→ Material provided:
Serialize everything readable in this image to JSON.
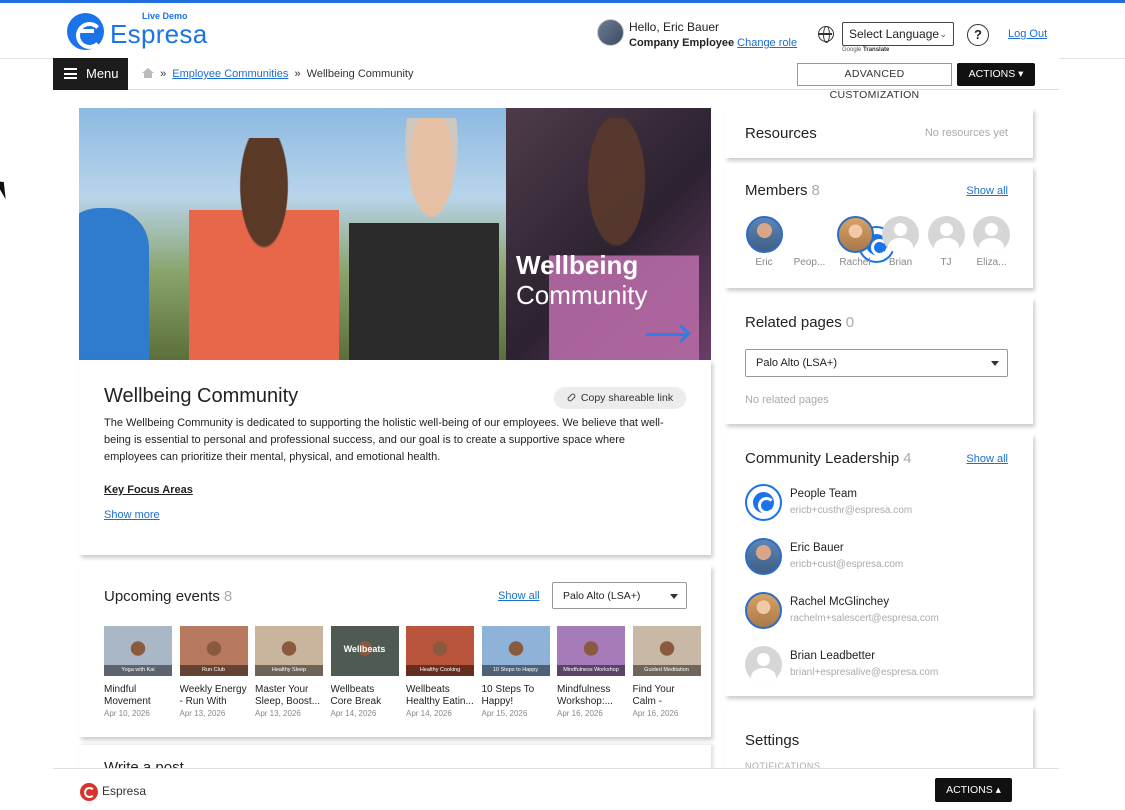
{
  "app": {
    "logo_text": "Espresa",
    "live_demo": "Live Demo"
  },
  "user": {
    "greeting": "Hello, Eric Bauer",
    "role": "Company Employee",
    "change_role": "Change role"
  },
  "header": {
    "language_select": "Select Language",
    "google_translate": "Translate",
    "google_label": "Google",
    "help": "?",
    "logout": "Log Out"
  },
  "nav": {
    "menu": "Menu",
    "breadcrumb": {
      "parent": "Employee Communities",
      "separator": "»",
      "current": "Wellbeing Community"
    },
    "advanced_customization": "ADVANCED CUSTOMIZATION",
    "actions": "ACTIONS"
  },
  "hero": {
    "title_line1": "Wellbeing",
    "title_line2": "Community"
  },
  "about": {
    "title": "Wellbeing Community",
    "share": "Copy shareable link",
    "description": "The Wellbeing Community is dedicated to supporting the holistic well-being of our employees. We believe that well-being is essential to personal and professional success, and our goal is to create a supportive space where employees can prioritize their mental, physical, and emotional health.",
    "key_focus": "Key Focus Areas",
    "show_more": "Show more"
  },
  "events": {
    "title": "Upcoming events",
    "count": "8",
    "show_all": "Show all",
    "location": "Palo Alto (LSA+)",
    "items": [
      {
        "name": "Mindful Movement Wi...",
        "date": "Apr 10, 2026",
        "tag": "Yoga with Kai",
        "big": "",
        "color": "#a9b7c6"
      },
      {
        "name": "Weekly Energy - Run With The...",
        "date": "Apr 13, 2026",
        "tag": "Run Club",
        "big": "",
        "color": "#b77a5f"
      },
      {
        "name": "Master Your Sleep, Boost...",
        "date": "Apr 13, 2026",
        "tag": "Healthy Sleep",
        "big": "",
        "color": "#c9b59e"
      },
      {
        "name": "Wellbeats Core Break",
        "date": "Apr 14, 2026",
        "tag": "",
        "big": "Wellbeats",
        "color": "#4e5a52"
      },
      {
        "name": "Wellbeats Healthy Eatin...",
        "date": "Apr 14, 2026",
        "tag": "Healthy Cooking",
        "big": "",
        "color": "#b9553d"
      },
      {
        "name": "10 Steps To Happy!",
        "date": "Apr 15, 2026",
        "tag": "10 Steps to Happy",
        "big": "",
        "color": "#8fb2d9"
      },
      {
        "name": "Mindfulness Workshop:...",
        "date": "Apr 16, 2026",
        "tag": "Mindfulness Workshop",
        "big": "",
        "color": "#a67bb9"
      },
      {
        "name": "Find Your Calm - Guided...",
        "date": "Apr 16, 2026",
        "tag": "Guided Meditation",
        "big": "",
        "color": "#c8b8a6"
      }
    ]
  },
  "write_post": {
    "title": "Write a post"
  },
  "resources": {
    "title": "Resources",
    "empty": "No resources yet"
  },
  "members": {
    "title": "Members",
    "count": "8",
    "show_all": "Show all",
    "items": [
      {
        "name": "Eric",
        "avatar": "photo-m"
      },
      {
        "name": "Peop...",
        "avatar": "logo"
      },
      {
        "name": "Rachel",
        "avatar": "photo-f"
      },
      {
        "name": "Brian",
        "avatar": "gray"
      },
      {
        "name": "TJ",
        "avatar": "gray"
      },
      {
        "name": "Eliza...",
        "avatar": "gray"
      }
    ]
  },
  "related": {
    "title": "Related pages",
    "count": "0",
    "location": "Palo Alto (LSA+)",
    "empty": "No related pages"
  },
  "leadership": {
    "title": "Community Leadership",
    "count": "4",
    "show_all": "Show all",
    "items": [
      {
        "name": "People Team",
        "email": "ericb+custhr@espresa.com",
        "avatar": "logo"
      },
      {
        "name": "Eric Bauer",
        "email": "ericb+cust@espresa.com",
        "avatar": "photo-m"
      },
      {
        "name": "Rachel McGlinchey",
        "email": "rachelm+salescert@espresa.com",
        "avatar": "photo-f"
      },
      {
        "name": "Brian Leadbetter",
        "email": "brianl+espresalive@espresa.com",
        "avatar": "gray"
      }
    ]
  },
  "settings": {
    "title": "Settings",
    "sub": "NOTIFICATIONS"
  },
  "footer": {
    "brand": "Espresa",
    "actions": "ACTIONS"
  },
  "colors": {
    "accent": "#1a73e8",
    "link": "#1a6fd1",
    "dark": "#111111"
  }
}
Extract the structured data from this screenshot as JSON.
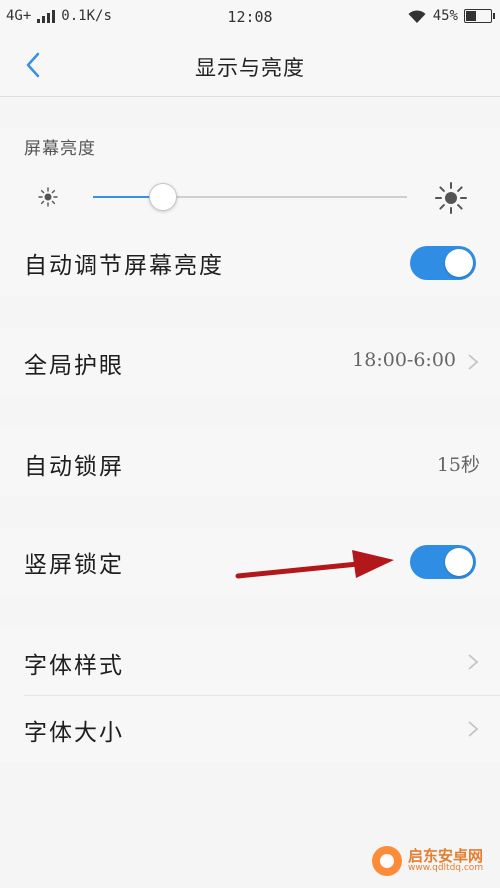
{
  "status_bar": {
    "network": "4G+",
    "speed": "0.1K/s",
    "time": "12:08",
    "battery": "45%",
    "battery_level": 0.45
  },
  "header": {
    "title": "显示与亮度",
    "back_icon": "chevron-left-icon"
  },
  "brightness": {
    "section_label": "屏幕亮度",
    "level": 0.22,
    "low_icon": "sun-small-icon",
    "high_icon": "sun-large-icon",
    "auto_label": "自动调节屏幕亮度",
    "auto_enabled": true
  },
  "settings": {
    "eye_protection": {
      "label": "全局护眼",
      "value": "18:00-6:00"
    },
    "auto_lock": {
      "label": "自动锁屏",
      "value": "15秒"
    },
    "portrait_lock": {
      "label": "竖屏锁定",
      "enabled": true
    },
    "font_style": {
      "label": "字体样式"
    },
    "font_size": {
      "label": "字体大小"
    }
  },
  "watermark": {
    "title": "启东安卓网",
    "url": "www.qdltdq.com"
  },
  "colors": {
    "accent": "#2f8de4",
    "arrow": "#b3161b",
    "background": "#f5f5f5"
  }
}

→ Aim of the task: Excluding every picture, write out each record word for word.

→ Your response:
Serialize everything readable in this image to JSON.
{
  "app": {
    "logo_text": "Espresa",
    "live_demo": "Live Demo"
  },
  "user": {
    "greeting": "Hello, Eric Bauer",
    "role": "Company Employee",
    "change_role": "Change role"
  },
  "header": {
    "language_select": "Select Language",
    "google_translate": "Translate",
    "google_label": "Google",
    "help": "?",
    "logout": "Log Out"
  },
  "nav": {
    "menu": "Menu",
    "breadcrumb": {
      "parent": "Employee Communities",
      "separator": "»",
      "current": "Wellbeing Community"
    },
    "advanced_customization": "ADVANCED CUSTOMIZATION",
    "actions": "ACTIONS"
  },
  "hero": {
    "title_line1": "Wellbeing",
    "title_line2": "Community"
  },
  "about": {
    "title": "Wellbeing Community",
    "share": "Copy shareable link",
    "description": "The Wellbeing Community is dedicated to supporting the holistic well-being of our employees. We believe that well-being is essential to personal and professional success, and our goal is to create a supportive space where employees can prioritize their mental, physical, and emotional health.",
    "key_focus": "Key Focus Areas",
    "show_more": "Show more"
  },
  "events": {
    "title": "Upcoming events",
    "count": "8",
    "show_all": "Show all",
    "location": "Palo Alto (LSA+)",
    "items": [
      {
        "name": "Mindful Movement Wi...",
        "date": "Apr 10, 2026",
        "tag": "Yoga with Kai",
        "big": "",
        "color": "#a9b7c6"
      },
      {
        "name": "Weekly Energy - Run With The...",
        "date": "Apr 13, 2026",
        "tag": "Run Club",
        "big": "",
        "color": "#b77a5f"
      },
      {
        "name": "Master Your Sleep, Boost...",
        "date": "Apr 13, 2026",
        "tag": "Healthy Sleep",
        "big": "",
        "color": "#c9b59e"
      },
      {
        "name": "Wellbeats Core Break",
        "date": "Apr 14, 2026",
        "tag": "",
        "big": "Wellbeats",
        "color": "#4e5a52"
      },
      {
        "name": "Wellbeats Healthy Eatin...",
        "date": "Apr 14, 2026",
        "tag": "Healthy Cooking",
        "big": "",
        "color": "#b9553d"
      },
      {
        "name": "10 Steps To Happy!",
        "date": "Apr 15, 2026",
        "tag": "10 Steps to Happy",
        "big": "",
        "color": "#8fb2d9"
      },
      {
        "name": "Mindfulness Workshop:...",
        "date": "Apr 16, 2026",
        "tag": "Mindfulness Workshop",
        "big": "",
        "color": "#a67bb9"
      },
      {
        "name": "Find Your Calm - Guided...",
        "date": "Apr 16, 2026",
        "tag": "Guided Meditation",
        "big": "",
        "color": "#c8b8a6"
      }
    ]
  },
  "write_post": {
    "title": "Write a post"
  },
  "resources": {
    "title": "Resources",
    "empty": "No resources yet"
  },
  "members": {
    "title": "Members",
    "count": "8",
    "show_all": "Show all",
    "items": [
      {
        "name": "Eric",
        "avatar": "photo-m"
      },
      {
        "name": "Peop...",
        "avatar": "logo"
      },
      {
        "name": "Rachel",
        "avatar": "photo-f"
      },
      {
        "name": "Brian",
        "avatar": "gray"
      },
      {
        "name": "TJ",
        "avatar": "gray"
      },
      {
        "name": "Eliza...",
        "avatar": "gray"
      }
    ]
  },
  "related": {
    "title": "Related pages",
    "count": "0",
    "location": "Palo Alto (LSA+)",
    "empty": "No related pages"
  },
  "leadership": {
    "title": "Community Leadership",
    "count": "4",
    "show_all": "Show all",
    "items": [
      {
        "name": "People Team",
        "email": "ericb+custhr@espresa.com",
        "avatar": "logo"
      },
      {
        "name": "Eric Bauer",
        "email": "ericb+cust@espresa.com",
        "avatar": "photo-m"
      },
      {
        "name": "Rachel McGlinchey",
        "email": "rachelm+salescert@espresa.com",
        "avatar": "photo-f"
      },
      {
        "name": "Brian Leadbetter",
        "email": "brianl+espresalive@espresa.com",
        "avatar": "gray"
      }
    ]
  },
  "settings": {
    "title": "Settings",
    "sub": "NOTIFICATIONS"
  },
  "footer": {
    "brand": "Espresa",
    "actions": "ACTIONS"
  },
  "colors": {
    "accent": "#1a73e8",
    "link": "#1a6fd1",
    "dark": "#111111"
  }
}
Extract the structured data from this screenshot as JSON.
{
  "status_bar": {
    "network": "4G+",
    "speed": "0.1K/s",
    "time": "12:08",
    "battery": "45%",
    "battery_level": 0.45
  },
  "header": {
    "title": "显示与亮度",
    "back_icon": "chevron-left-icon"
  },
  "brightness": {
    "section_label": "屏幕亮度",
    "level": 0.22,
    "low_icon": "sun-small-icon",
    "high_icon": "sun-large-icon",
    "auto_label": "自动调节屏幕亮度",
    "auto_enabled": true
  },
  "settings": {
    "eye_protection": {
      "label": "全局护眼",
      "value": "18:00-6:00"
    },
    "auto_lock": {
      "label": "自动锁屏",
      "value": "15秒"
    },
    "portrait_lock": {
      "label": "竖屏锁定",
      "enabled": true
    },
    "font_style": {
      "label": "字体样式"
    },
    "font_size": {
      "label": "字体大小"
    }
  },
  "watermark": {
    "title": "启东安卓网",
    "url": "www.qdltdq.com"
  },
  "colors": {
    "accent": "#2f8de4",
    "arrow": "#b3161b",
    "background": "#f5f5f5"
  }
}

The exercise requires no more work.